On July 6, 2020, the U.S. Supreme Court released its decision in Barr v. American Association of Political Consultants Inc., a case involving a dispute over whether the government-debt exception to the Telephone Consumer Protection Act of 1991’s automated-call restriction violates the First Amendment, and whether the proper remedy for any constitutional violation is to sever the exception from the remainder of the statute.
By a vote of 6-3, in an opinion by Justice Kavanaugh, the Court affirmed the case, holding that The exception for calls to collect government debt from a federal ban on robocalls to cellphones violates the First Amendment, but the exception is severable from the rest of the Telephone Consumer Protection Act of 1991.
Justice Thomas joined the court’s opinion as to parts I and II. Justice Sotomayor filed an opinion concurring in the judgment. Justice Breyer filed an opinion concurring in the judgment with respect to severability and dissenting in part, in which Justices Ginsburg and Kagan joined. Justice Gorsuch filed an opinion concurring in the judgment in part and dissenting in part, in which Justice Thomas joined as to part II.
To discuss the case, we have Michael R. Dimino, Professor of Law at Widener University School of Law.
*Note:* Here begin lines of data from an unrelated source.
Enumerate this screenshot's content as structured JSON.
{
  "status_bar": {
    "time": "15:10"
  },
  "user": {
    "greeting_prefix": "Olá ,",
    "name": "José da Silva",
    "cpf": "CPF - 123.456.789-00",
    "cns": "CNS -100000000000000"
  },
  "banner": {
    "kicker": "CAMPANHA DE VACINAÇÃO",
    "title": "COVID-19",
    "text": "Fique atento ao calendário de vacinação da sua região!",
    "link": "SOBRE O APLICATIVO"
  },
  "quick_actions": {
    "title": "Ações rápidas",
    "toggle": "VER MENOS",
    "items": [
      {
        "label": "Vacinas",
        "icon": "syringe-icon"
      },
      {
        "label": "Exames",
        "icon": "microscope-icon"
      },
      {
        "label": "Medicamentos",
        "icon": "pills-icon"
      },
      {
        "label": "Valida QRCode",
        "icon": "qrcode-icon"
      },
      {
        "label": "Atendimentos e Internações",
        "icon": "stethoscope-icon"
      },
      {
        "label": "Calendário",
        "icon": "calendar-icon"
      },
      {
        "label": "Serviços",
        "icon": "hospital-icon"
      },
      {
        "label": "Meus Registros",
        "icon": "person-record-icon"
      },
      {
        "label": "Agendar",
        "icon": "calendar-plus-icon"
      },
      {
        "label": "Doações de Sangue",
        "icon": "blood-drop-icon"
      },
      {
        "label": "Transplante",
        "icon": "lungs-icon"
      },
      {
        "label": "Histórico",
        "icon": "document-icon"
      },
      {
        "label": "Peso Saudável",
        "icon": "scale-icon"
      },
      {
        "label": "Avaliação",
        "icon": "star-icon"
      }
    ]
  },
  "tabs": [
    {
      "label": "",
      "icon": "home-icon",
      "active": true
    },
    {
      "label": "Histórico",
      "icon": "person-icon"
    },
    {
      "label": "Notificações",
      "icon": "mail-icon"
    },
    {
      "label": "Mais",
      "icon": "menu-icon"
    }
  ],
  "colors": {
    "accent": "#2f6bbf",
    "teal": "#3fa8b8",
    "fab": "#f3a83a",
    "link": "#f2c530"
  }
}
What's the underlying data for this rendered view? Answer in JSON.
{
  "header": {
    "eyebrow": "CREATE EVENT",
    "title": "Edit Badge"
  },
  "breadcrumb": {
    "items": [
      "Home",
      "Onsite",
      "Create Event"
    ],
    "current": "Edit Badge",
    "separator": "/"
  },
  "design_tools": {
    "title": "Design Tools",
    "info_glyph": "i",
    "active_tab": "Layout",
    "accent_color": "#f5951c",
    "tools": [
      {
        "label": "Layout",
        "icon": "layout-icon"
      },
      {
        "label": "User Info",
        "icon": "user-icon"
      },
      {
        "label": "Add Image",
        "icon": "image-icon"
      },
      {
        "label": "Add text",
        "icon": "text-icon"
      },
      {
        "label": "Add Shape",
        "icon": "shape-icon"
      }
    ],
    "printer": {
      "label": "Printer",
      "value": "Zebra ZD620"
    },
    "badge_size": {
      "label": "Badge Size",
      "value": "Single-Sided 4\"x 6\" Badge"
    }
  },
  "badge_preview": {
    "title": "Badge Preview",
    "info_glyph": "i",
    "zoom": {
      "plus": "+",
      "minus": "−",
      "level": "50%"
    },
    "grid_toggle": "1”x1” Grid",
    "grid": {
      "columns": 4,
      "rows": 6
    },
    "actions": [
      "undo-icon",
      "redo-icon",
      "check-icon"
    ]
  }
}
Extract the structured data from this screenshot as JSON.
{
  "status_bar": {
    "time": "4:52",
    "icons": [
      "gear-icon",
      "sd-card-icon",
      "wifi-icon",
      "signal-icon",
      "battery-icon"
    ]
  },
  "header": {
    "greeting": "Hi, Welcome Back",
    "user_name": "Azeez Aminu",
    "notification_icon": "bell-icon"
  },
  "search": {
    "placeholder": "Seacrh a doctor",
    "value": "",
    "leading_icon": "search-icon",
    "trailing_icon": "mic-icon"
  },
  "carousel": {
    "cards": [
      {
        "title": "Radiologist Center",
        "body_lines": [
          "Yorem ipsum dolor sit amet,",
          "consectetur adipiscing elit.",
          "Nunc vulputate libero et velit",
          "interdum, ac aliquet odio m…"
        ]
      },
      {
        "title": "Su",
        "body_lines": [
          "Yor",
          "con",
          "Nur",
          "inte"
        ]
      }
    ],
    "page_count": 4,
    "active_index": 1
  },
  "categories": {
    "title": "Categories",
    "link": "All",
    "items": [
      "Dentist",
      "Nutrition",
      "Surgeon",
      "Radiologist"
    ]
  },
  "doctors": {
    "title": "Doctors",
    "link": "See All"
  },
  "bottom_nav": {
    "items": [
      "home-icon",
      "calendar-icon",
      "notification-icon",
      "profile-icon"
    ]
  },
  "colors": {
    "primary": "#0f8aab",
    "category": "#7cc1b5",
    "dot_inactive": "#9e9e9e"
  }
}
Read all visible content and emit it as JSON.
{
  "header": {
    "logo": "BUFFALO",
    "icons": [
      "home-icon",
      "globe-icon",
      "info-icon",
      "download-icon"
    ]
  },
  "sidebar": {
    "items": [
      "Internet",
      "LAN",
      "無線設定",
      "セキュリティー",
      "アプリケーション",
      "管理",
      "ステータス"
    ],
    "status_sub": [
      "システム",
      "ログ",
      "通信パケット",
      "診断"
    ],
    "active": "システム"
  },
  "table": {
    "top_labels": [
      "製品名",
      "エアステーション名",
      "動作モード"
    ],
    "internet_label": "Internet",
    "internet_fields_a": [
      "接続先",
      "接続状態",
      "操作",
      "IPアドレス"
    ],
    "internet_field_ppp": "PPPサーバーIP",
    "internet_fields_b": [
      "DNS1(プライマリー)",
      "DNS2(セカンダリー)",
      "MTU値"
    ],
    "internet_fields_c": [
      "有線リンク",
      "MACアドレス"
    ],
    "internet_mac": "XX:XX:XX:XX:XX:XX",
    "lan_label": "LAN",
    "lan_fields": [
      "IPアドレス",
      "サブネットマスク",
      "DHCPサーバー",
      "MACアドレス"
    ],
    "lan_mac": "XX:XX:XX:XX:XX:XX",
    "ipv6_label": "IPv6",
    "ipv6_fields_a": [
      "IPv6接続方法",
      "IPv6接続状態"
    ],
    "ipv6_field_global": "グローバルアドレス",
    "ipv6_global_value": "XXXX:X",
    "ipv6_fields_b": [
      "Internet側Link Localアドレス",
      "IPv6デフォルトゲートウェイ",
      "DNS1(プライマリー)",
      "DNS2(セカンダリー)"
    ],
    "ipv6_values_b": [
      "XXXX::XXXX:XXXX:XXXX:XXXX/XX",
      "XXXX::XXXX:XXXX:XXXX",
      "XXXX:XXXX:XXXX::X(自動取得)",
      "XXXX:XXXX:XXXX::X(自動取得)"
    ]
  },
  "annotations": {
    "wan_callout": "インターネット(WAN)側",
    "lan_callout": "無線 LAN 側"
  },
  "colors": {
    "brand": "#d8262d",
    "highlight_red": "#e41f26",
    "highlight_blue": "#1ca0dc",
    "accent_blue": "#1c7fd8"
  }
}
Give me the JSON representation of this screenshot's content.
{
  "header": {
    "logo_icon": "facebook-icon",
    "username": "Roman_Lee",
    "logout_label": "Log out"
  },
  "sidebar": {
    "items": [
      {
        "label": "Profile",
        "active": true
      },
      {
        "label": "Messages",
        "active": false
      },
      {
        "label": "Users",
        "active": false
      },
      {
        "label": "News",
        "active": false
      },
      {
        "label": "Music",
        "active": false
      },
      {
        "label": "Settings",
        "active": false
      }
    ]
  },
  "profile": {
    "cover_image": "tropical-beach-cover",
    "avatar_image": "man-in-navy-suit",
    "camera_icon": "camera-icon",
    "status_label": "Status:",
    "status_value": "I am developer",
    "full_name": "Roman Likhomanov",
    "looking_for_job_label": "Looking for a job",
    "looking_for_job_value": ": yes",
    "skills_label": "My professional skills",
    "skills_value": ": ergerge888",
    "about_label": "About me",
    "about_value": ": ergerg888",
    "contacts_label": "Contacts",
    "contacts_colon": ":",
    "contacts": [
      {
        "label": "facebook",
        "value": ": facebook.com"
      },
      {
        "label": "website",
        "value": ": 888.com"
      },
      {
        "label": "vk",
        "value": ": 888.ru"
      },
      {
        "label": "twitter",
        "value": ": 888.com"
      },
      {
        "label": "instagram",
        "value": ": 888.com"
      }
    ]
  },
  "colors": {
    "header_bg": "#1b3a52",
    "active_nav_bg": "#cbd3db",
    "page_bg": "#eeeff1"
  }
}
As always, the Federalist Society takes no particular legal or public policy positions. All opinions expressed are those of the speakers.